Bonn: German Institute of Development and Sustainability (IDOS)
The growing middle classes in middle-income countries may play a key role in current trends of democratic backsliding, online activism and lifestyle politics. This contribution uncovers which modes of political participation are prevalent among the middle classes in Peru and the Philippines, including new forms of online participation and lifestyle politics for sustainability. Drawing on household surveys conducted in 2018, we use latent class analysis and logit regressions to analyse, first, the characteristics of online vs offline participation, and second, the role of political consumption and online activism for political participation dynamics. The latter analysis contributes to the gateway/getaway debate of lifestyle politics. In both countries, we find four comparable classes: a substantial disengaged class that is not engaging in any political participation, an all-round activist class, an online activist class and a class that mostly engages in civil society activities. Further classes with specific participation patterns and socio-demographic characteristics could be identified for each country. Although the online activists in both countries are unlikely to engage in any other form of political participation, a clear empirical case for lifestyle politics as a separate mode of participation only exists among young Peruvians with a steady job.

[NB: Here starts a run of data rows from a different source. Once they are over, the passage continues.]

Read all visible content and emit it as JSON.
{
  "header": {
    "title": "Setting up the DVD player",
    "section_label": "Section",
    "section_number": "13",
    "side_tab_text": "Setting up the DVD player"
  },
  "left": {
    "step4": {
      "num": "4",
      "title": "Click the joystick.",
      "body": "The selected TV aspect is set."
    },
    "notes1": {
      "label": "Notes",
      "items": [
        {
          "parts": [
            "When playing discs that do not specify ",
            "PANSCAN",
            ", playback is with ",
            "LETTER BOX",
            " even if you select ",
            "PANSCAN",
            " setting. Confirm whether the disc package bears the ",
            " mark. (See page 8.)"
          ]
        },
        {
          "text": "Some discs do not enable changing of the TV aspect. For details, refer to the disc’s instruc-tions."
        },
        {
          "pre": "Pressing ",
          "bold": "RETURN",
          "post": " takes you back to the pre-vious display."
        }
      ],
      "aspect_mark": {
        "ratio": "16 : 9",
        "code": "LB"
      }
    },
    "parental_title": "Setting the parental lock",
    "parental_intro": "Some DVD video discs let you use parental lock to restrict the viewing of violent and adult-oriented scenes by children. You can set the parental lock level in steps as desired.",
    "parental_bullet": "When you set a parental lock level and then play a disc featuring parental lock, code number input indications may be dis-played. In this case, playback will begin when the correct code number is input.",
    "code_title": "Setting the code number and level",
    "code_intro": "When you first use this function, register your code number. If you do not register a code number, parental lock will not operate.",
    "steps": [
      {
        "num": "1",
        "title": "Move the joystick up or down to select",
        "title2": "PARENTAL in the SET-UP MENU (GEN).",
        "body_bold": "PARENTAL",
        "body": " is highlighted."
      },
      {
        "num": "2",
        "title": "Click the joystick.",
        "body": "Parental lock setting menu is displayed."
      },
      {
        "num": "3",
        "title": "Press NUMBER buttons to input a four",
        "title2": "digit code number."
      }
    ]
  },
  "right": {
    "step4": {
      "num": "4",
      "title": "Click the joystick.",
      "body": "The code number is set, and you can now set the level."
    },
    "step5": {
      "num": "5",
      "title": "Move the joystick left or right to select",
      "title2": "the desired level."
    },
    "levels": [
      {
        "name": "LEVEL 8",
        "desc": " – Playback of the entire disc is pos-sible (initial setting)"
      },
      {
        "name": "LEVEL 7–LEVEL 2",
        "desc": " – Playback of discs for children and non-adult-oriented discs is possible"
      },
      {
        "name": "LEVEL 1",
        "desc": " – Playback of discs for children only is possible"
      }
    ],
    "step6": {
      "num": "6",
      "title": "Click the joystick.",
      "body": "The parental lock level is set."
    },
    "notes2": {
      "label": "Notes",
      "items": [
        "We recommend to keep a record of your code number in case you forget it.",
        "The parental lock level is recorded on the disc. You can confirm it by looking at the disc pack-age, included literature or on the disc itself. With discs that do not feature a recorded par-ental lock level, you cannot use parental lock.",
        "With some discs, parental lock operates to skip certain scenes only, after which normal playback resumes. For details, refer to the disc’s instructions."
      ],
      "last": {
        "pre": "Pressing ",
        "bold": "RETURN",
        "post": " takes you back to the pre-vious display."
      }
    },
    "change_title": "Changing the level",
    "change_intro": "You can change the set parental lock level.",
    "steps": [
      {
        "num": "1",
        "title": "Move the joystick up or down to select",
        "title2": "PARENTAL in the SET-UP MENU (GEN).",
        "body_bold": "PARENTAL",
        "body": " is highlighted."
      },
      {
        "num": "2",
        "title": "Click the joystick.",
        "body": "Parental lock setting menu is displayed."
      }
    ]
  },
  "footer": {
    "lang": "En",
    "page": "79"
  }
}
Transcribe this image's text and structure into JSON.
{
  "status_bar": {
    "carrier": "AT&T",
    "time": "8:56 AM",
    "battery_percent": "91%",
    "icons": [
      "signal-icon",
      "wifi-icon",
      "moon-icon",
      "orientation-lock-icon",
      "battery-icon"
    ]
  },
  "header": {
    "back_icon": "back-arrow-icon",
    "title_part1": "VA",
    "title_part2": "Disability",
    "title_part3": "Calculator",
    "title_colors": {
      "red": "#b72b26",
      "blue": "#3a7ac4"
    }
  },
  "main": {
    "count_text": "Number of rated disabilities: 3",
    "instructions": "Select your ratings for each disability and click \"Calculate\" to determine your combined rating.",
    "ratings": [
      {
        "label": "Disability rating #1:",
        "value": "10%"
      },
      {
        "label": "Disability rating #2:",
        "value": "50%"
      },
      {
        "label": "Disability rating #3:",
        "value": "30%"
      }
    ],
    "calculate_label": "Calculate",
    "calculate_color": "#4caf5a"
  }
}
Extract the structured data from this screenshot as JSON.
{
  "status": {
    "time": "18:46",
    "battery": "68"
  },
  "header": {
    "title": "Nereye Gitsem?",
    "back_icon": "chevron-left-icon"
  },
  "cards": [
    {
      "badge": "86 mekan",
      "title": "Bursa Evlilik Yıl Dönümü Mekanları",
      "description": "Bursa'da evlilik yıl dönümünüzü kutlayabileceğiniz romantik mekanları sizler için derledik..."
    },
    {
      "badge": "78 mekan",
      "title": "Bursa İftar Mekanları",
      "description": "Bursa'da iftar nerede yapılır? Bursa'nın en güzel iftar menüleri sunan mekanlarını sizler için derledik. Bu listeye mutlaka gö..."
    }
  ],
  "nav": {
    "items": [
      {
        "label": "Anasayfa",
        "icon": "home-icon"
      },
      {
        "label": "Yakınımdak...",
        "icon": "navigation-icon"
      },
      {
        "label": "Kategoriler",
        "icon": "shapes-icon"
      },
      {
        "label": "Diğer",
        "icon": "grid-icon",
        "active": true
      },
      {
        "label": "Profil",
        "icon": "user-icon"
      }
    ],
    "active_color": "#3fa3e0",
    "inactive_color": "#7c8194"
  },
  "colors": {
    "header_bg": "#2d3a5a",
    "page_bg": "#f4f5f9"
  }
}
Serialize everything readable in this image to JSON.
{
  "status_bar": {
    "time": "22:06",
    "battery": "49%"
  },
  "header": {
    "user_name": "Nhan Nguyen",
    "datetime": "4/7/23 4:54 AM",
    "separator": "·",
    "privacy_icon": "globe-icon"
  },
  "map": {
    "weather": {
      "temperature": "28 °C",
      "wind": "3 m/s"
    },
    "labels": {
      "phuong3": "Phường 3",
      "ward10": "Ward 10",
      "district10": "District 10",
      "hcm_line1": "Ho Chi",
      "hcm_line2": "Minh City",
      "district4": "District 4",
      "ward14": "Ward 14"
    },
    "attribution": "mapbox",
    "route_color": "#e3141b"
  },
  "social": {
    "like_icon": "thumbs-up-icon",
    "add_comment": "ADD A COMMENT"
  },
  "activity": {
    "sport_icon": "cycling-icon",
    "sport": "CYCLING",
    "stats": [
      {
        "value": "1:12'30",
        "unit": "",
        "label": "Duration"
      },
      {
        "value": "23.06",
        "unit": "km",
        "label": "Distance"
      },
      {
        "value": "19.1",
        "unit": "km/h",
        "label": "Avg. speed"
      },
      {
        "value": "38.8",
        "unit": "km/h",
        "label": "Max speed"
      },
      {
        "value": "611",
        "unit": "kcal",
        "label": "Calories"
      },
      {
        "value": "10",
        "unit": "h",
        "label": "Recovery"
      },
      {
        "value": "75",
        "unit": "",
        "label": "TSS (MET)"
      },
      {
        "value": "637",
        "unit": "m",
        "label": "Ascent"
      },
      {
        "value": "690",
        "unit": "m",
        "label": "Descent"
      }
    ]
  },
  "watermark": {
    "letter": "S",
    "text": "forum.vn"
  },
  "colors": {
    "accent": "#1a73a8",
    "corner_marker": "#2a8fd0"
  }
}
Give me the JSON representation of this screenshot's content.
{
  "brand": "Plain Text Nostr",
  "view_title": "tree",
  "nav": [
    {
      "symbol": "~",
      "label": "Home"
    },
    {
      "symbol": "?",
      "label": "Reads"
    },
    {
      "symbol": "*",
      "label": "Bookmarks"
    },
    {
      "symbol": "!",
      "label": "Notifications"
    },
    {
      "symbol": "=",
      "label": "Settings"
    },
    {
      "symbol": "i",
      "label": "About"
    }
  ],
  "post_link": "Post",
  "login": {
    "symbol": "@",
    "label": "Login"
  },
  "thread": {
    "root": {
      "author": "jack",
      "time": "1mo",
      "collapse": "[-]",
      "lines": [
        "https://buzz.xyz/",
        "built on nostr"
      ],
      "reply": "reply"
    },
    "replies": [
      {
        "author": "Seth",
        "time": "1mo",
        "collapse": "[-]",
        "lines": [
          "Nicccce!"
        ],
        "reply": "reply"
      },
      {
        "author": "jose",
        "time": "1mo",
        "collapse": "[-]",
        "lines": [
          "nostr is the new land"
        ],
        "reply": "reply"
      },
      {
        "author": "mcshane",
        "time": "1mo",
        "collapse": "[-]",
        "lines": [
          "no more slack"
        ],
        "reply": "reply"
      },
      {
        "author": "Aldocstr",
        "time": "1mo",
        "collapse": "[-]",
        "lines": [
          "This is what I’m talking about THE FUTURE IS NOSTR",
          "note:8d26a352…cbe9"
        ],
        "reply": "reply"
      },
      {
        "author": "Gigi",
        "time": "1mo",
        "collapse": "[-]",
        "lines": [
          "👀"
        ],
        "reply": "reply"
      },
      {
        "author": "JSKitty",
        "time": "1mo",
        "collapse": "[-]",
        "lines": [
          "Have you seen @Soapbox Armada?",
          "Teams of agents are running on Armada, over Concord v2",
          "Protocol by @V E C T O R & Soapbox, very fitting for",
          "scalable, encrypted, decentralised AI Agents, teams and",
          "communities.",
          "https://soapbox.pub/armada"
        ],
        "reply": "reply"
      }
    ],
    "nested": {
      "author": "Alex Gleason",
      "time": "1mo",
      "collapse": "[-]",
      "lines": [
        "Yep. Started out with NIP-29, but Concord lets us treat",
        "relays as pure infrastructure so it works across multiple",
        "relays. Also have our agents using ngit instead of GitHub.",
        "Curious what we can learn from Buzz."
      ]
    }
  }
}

In the Philippines, political consumption as a form of lifestyle politics blends in with other types of political participation.